START DATA UNDER STUDY

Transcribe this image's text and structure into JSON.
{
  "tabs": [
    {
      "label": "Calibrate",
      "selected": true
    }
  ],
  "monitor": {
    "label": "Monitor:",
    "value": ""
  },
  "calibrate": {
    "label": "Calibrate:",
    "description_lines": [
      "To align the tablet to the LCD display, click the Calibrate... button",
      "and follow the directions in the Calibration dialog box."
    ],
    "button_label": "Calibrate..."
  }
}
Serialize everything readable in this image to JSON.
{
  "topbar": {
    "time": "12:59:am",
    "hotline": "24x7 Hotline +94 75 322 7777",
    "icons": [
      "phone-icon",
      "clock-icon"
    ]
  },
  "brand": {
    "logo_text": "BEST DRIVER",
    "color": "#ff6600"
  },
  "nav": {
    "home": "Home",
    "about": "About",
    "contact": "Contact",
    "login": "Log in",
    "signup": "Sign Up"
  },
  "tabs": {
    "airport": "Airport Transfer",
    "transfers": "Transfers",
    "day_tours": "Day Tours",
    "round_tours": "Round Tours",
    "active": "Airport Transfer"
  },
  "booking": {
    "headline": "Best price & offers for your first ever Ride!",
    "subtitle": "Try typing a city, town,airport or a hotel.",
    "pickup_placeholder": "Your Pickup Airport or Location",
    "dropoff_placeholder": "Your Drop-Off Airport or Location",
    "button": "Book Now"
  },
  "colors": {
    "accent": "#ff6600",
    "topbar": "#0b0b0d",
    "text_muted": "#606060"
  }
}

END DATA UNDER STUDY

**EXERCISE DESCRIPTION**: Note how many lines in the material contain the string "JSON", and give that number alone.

**PROBLEM SOLUTION**: 2